Today we’re going to be implementing keylogging and screenshot capture with threading; some of the core aspects attributed to Python programming, which we just began to scratch. Undoubtedly one of the most logical and intuitive languages in my opinion, it also has a wide range of modules for mostly anything you could think of… chances are, if you’ve thought about it, someone else most likely did so first and created a third-party module for it; always worth a double-check! 🙂
Once again we will focus on the Windows platform for most of the functions, however support will be added as it is required. Let’s break down the modules needed:
- PyHook will be used for most of the keylogging action. Head over there, download and install the corresponding version with your Python install.
- Python Imaging Library will be used for the screenshot capture. Download and install corresponding version as well.
As shown in previous videos of this series, we will be using PyInstaller (I’m using version 1.5.1, seems to work the best) for compiling, which means programming should be done on a Windows machine as compiling from a different operating system — such as Linux — isn’t possible (seen here) just yet.
This is quite irrelevant to our programming for this article, since both the keylogger and the screenshot capture functions will be focused on Windows… just thought I would point it out so if somebody spent their time setting up a programming environment in Linux, they will realize in time. 😉
From my experience with other programming languages, I had the impression this would be somewhat hard to do… after a Google search, however, I realized there are a ton of keyloggers already written in Python (to my surprise)! The first link (“Python Keylogger” from DaniWeb) is short and sweet, just the way I like it… not to mention it works flawlessly. Big thumbs up for K.B. Carte!!!

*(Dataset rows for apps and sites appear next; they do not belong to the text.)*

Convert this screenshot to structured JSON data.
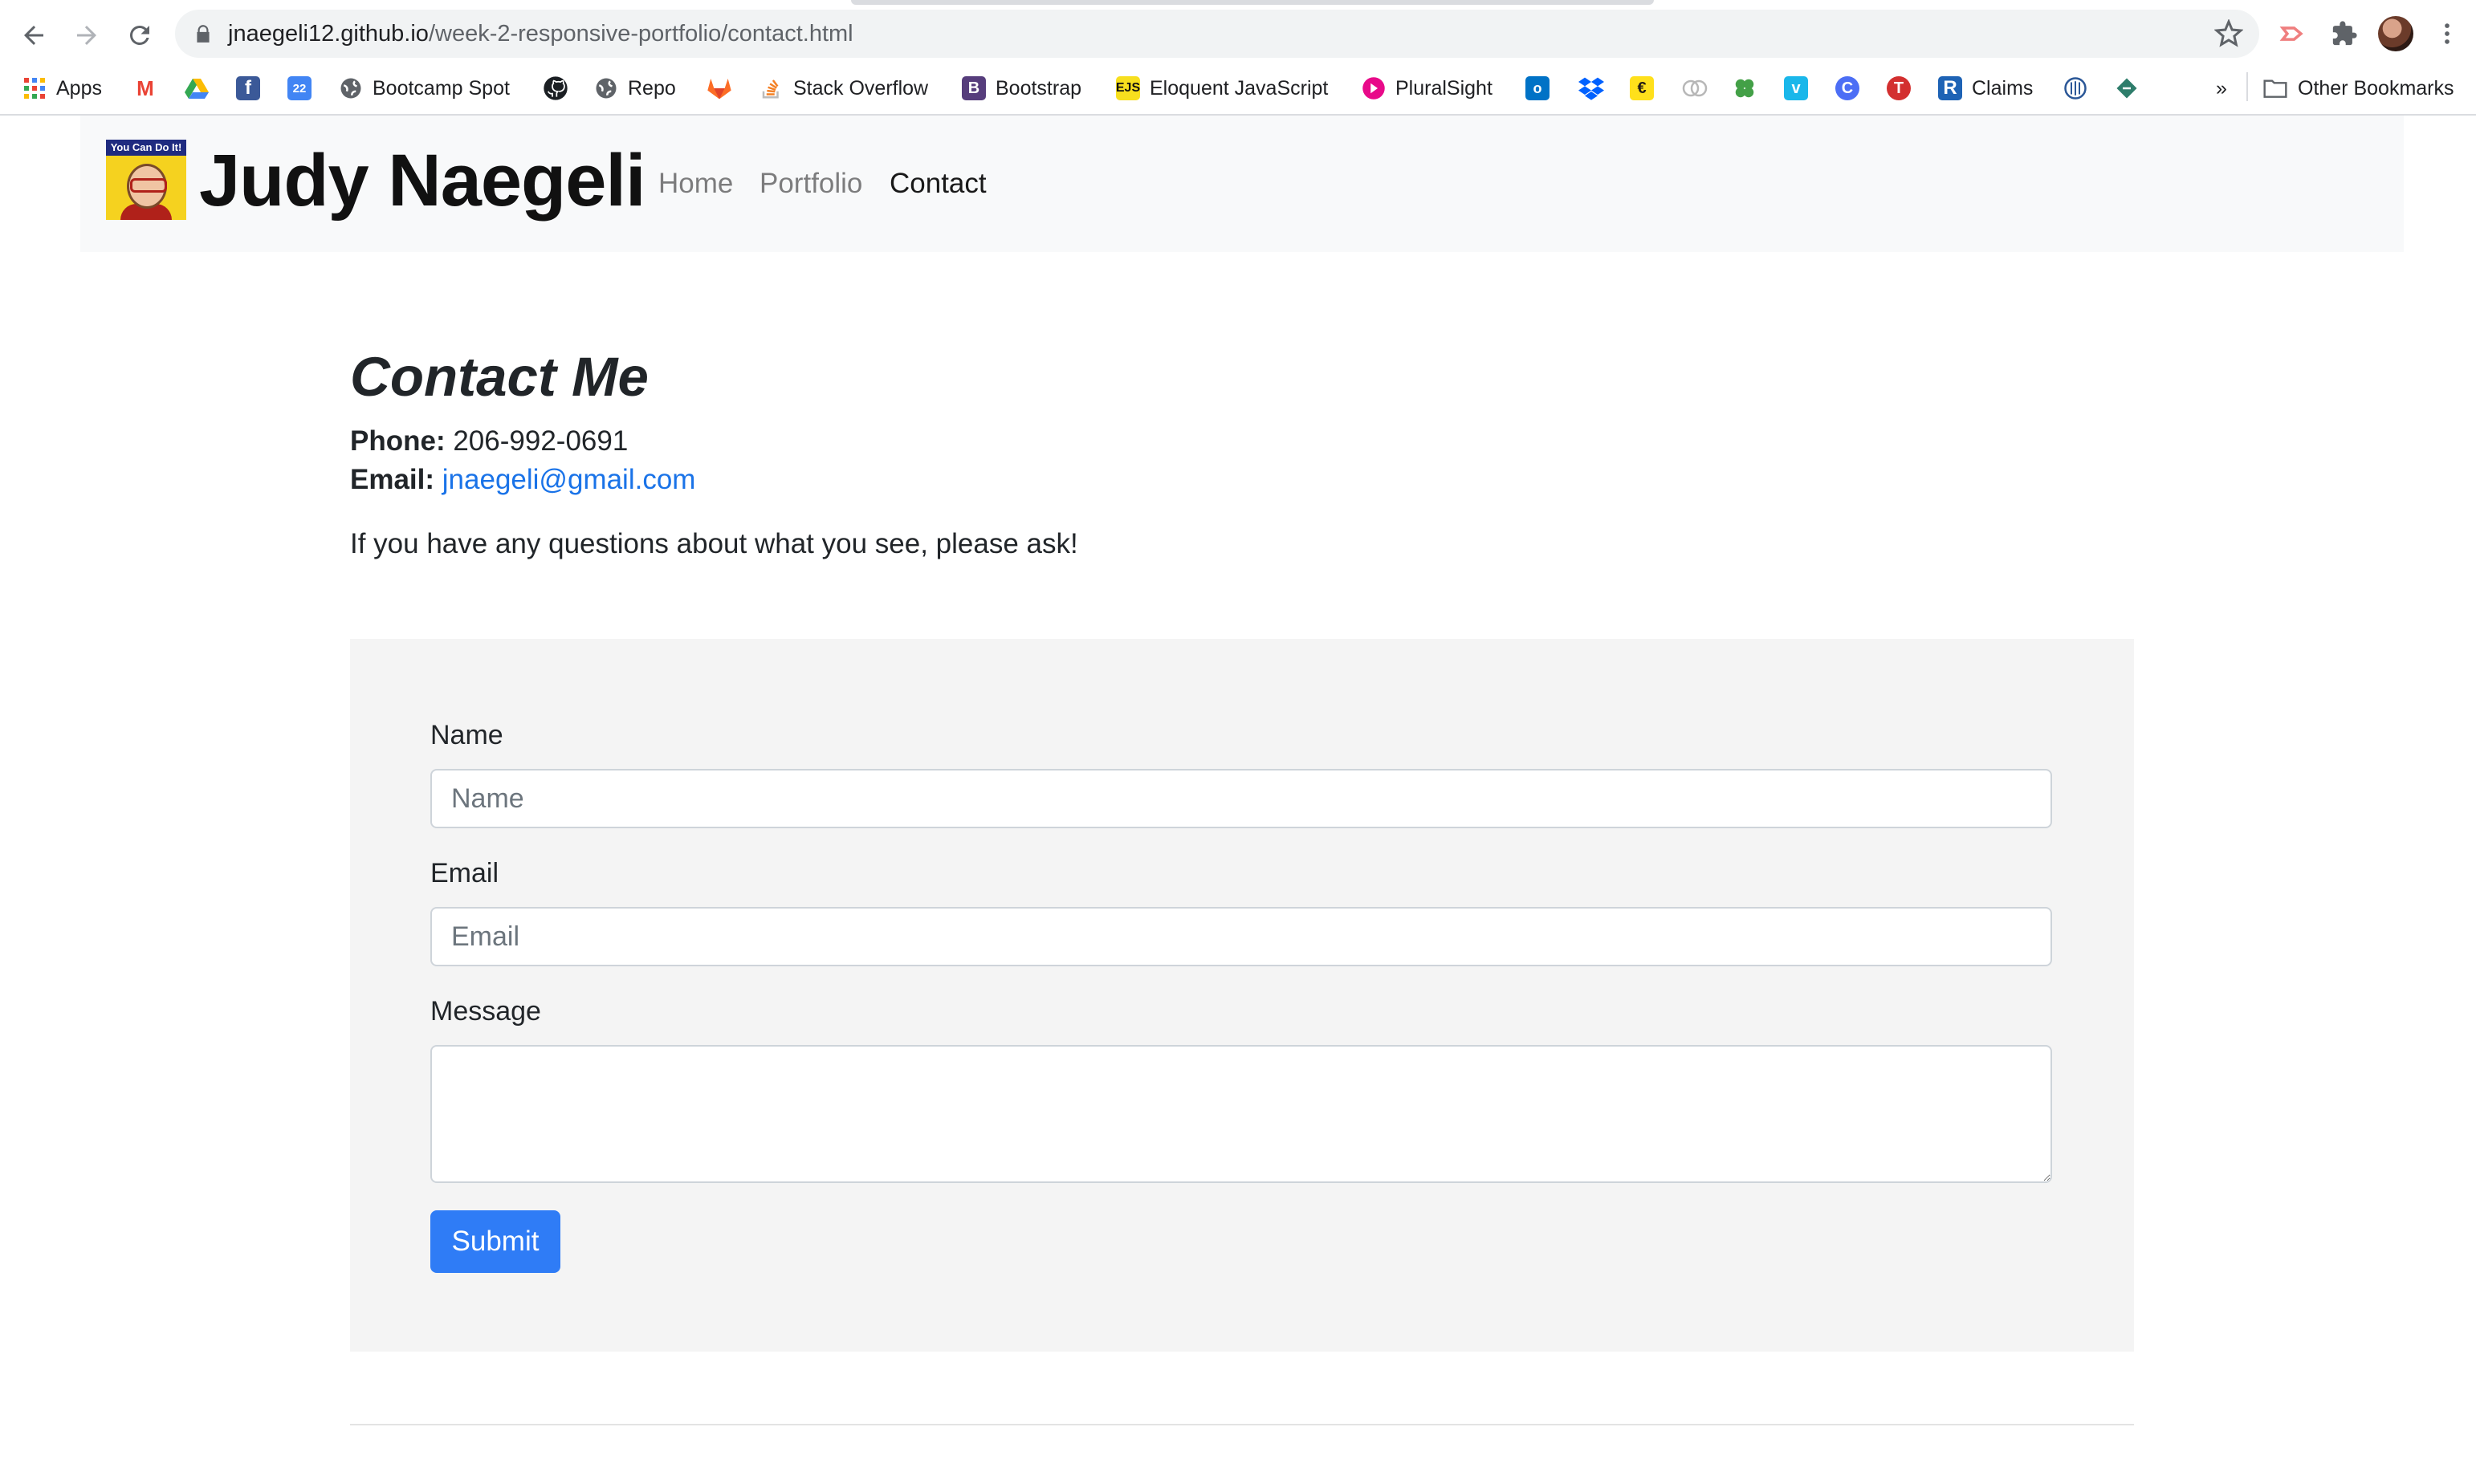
{
  "browser": {
    "url_host": "jnaegeli12.github.io",
    "url_path": "/week-2-responsive-portfolio/contact.html",
    "bookmarks": [
      {
        "label": "Apps",
        "icon": "apps-grid-icon"
      },
      {
        "label": "",
        "icon": "gmail-icon"
      },
      {
        "label": "",
        "icon": "google-drive-icon"
      },
      {
        "label": "",
        "icon": "facebook-icon"
      },
      {
        "label": "",
        "icon": "calendar-icon",
        "badge": "22"
      },
      {
        "label": "Bootcamp Spot",
        "icon": "globe-icon"
      },
      {
        "label": "",
        "icon": "github-icon"
      },
      {
        "label": "Repo",
        "icon": "globe-icon"
      },
      {
        "label": "",
        "icon": "gitlab-icon"
      },
      {
        "label": "Stack Overflow",
        "icon": "stackoverflow-icon"
      },
      {
        "label": "Bootstrap",
        "icon": "bootstrap-icon"
      },
      {
        "label": "Eloquent JavaScript",
        "icon": "ejs-icon"
      },
      {
        "label": "PluralSight",
        "icon": "pluralsight-icon"
      },
      {
        "label": "",
        "icon": "outlook-icon"
      },
      {
        "label": "",
        "icon": "dropbox-icon"
      },
      {
        "label": "",
        "icon": "mailchimp-icon"
      },
      {
        "label": "",
        "icon": "rings-icon"
      },
      {
        "label": "",
        "icon": "clover-icon"
      },
      {
        "label": "",
        "icon": "vimeo-icon"
      },
      {
        "label": "",
        "icon": "c-icon"
      },
      {
        "label": "",
        "icon": "t-icon"
      },
      {
        "label": "Claims",
        "icon": "r-icon"
      },
      {
        "label": "",
        "icon": "seal-icon"
      },
      {
        "label": "",
        "icon": "diamond-icon"
      }
    ],
    "overflow_label": "»",
    "other_bookmarks": "Other Bookmarks"
  },
  "site": {
    "logo_text": "You Can Do It!",
    "brand": "Judy Naegeli",
    "nav": [
      {
        "label": "Home",
        "active": false
      },
      {
        "label": "Portfolio",
        "active": false
      },
      {
        "label": "Contact",
        "active": true
      }
    ]
  },
  "contact": {
    "heading": "Contact Me",
    "phone_label": "Phone:",
    "phone": "206-992-0691",
    "email_label": "Email:",
    "email": "jnaegeli@gmail.com",
    "blurb": "If you have any questions about what you see, please ask!"
  },
  "form": {
    "name_label": "Name",
    "name_placeholder": "Name",
    "email_label": "Email",
    "email_placeholder": "Email",
    "message_label": "Message",
    "submit_label": "Submit"
  },
  "colors": {
    "link": "#1a73e8",
    "submit": "#2f7cf6",
    "navbar_bg": "#f8f9fa",
    "form_bg": "#f4f4f4"
  }
}
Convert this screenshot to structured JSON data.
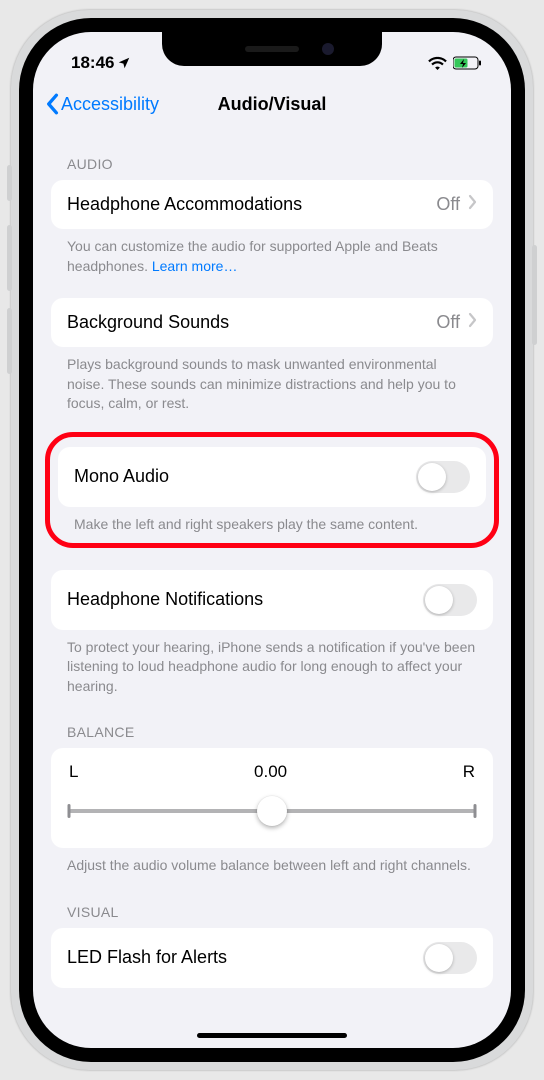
{
  "status": {
    "time": "18:46"
  },
  "nav": {
    "back": "Accessibility",
    "title": "Audio/Visual"
  },
  "sections": {
    "audio_header": "AUDIO",
    "headphone_accom": {
      "label": "Headphone Accommodations",
      "value": "Off"
    },
    "headphone_accom_footer": "You can customize the audio for supported Apple and Beats headphones. ",
    "learn_more": "Learn more…",
    "background_sounds": {
      "label": "Background Sounds",
      "value": "Off"
    },
    "background_sounds_footer": "Plays background sounds to mask unwanted environmental noise. These sounds can minimize distractions and help you to focus, calm, or rest.",
    "mono_audio": {
      "label": "Mono Audio"
    },
    "mono_audio_footer": "Make the left and right speakers play the same content.",
    "headphone_notif": {
      "label": "Headphone Notifications"
    },
    "headphone_notif_footer": "To protect your hearing, iPhone sends a notification if you've been listening to loud headphone audio for long enough to affect your hearing.",
    "balance_header": "BALANCE",
    "balance": {
      "left": "L",
      "value": "0.00",
      "right": "R"
    },
    "balance_footer": "Adjust the audio volume balance between left and right channels.",
    "visual_header": "VISUAL",
    "led_flash": {
      "label": "LED Flash for Alerts"
    }
  }
}
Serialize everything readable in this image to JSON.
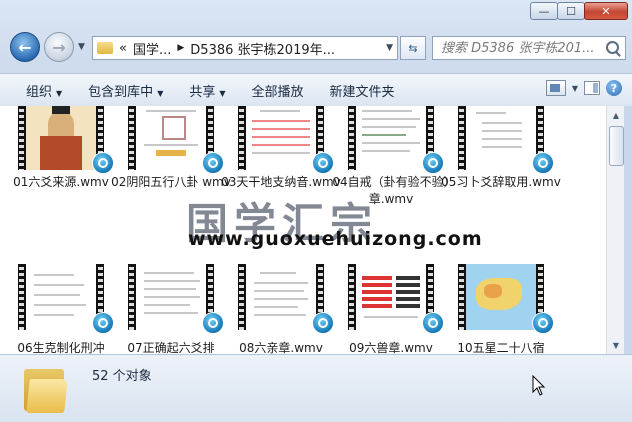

Then it was simply a matter of formatting the output, sanitizing a few keystrokes, for example: enter and backspace — think about it, when somebody types a password, if you don’t sanitize the backspaces and they delete some characters, how would you know which ones were deleted? Of course, timestamps don’t hurt either. To finish off, I used some of the win32api functions to fetch the active window at all times.
This one was a no-brainer, I just thought about it, realized how easy some of the examples online were and decided to implement it. Piece of cake! I did not expect the intrinsic connection between both the Keylogger function and the Screenshot function, that would happen next…
Upon some testing, I realized that today mostly every browser automatically remembers emails, username, etc. so when I would get a log back, they wouldn’t contain those. Or in some cases, only a letter or two — which is the case when somebody starts typing an email and then the drop-down list shows up and they select the previously memorized email/username. How to get around this limitation? It’s almost embarrassing to have the password but not the username. lol
The idea was pretty simple: we can check the active window for what website it is; compare it to a list of login pages and using automated screenshot capture, we can take a series of shots stealthily. There is some luck involved in which the person must access the website and login after certain amount of seconds (which you can specify), but it surely takes care of it for most of the cases.
This feature is optional and must be configured manually of course. One interesting thing to note is that it is also saved in the logs when exactly it happened and what is the first image corresponding to the matched website. This way it’s easy to know which keystrokes go with what images. From there simply a matter of downloading the images and checking it out.
Click here to download the client & server: [ DOWNLOAD ]
Enjoy the vid! 😉